Your goal. The result should be a full, exact repeat of the entries, free of pictures.

----

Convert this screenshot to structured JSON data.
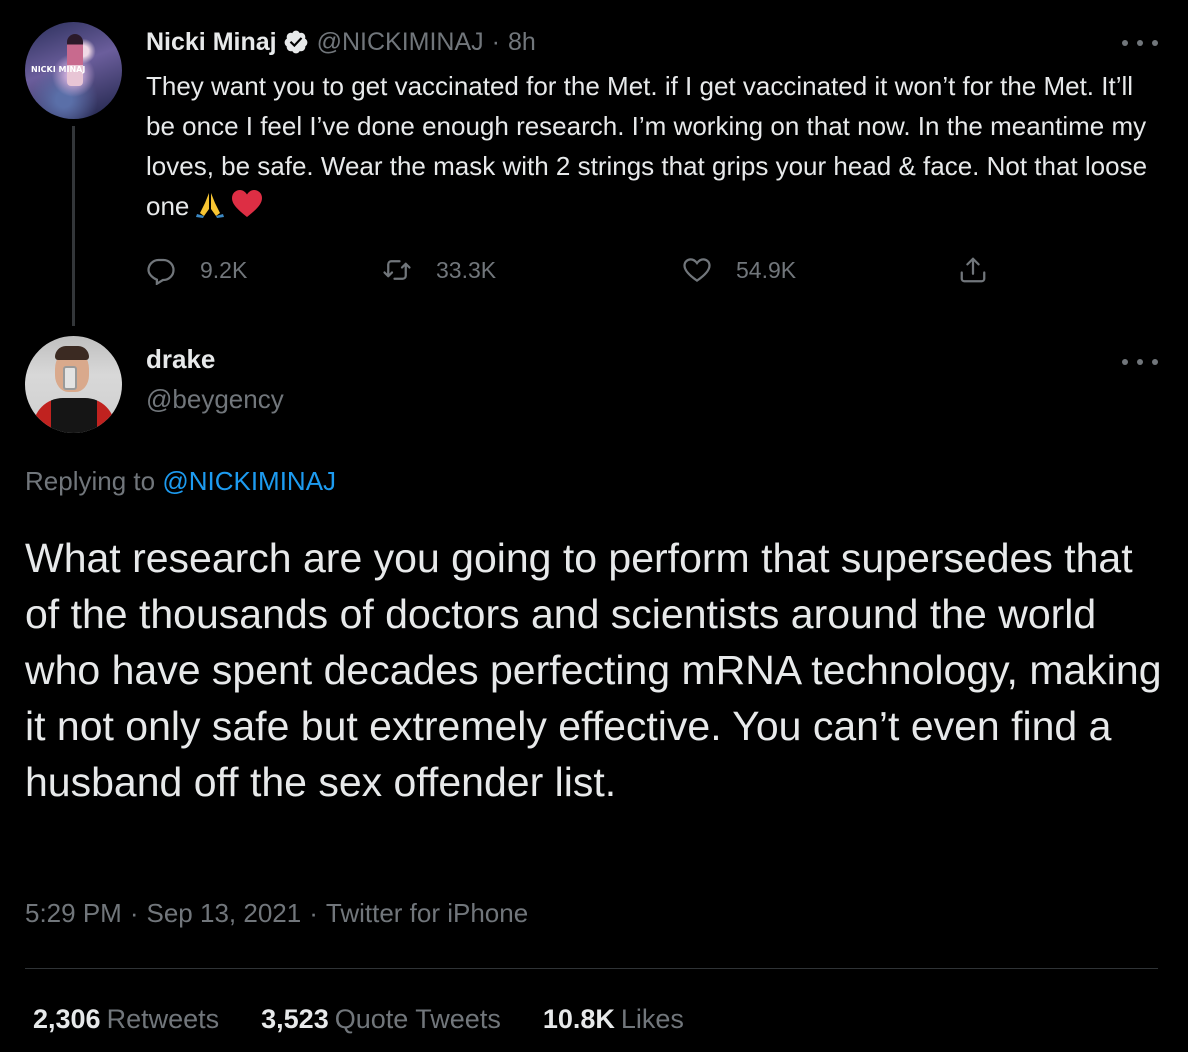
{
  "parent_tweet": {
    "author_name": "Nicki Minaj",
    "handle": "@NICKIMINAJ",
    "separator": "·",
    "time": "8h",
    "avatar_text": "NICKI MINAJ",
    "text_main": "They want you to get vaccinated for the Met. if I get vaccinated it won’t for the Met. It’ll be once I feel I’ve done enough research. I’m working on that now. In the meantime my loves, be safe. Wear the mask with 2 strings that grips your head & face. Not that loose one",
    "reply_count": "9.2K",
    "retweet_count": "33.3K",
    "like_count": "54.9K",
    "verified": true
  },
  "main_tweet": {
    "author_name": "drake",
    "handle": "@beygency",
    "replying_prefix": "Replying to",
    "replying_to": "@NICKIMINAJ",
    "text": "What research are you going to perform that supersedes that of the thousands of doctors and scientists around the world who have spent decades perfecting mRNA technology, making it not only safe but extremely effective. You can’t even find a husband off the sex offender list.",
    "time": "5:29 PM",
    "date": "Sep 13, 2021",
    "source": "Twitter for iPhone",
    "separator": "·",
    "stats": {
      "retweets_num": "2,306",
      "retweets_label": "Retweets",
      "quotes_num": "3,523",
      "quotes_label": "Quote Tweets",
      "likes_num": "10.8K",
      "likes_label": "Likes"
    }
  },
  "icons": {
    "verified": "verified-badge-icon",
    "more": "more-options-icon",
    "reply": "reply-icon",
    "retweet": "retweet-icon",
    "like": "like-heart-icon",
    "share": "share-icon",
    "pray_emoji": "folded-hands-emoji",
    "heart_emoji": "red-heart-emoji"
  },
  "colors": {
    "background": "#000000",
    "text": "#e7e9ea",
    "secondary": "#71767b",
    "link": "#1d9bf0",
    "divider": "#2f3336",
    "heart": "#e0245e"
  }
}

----

Result of this task.
Convert this screenshot to structured JSON data.
{
  "parent_tweet": {
    "author_name": "Nicki Minaj",
    "handle": "@NICKIMINAJ",
    "separator": "·",
    "time": "8h",
    "avatar_text": "NICKI MINAJ",
    "text_main": "They want you to get vaccinated for the Met. if I get vaccinated it won’t for the Met. It’ll be once I feel I’ve done enough research. I’m working on that now. In the meantime my loves, be safe. Wear the mask with 2 strings that grips your head & face. Not that loose one",
    "reply_count": "9.2K",
    "retweet_count": "33.3K",
    "like_count": "54.9K",
    "verified": true
  },
  "main_tweet": {
    "author_name": "drake",
    "handle": "@beygency",
    "replying_prefix": "Replying to",
    "replying_to": "@NICKIMINAJ",
    "text": "What research are you going to perform that supersedes that of the thousands of doctors and scientists around the world who have spent decades perfecting mRNA technology, making it not only safe but extremely effective. You can’t even find a husband off the sex offender list.",
    "time": "5:29 PM",
    "date": "Sep 13, 2021",
    "source": "Twitter for iPhone",
    "separator": "·",
    "stats": {
      "retweets_num": "2,306",
      "retweets_label": "Retweets",
      "quotes_num": "3,523",
      "quotes_label": "Quote Tweets",
      "likes_num": "10.8K",
      "likes_label": "Likes"
    }
  },
  "icons": {
    "verified": "verified-badge-icon",
    "more": "more-options-icon",
    "reply": "reply-icon",
    "retweet": "retweet-icon",
    "like": "like-heart-icon",
    "share": "share-icon",
    "pray_emoji": "folded-hands-emoji",
    "heart_emoji": "red-heart-emoji"
  },
  "colors": {
    "background": "#000000",
    "text": "#e7e9ea",
    "secondary": "#71767b",
    "link": "#1d9bf0",
    "divider": "#2f3336",
    "heart": "#e0245e"
  }
}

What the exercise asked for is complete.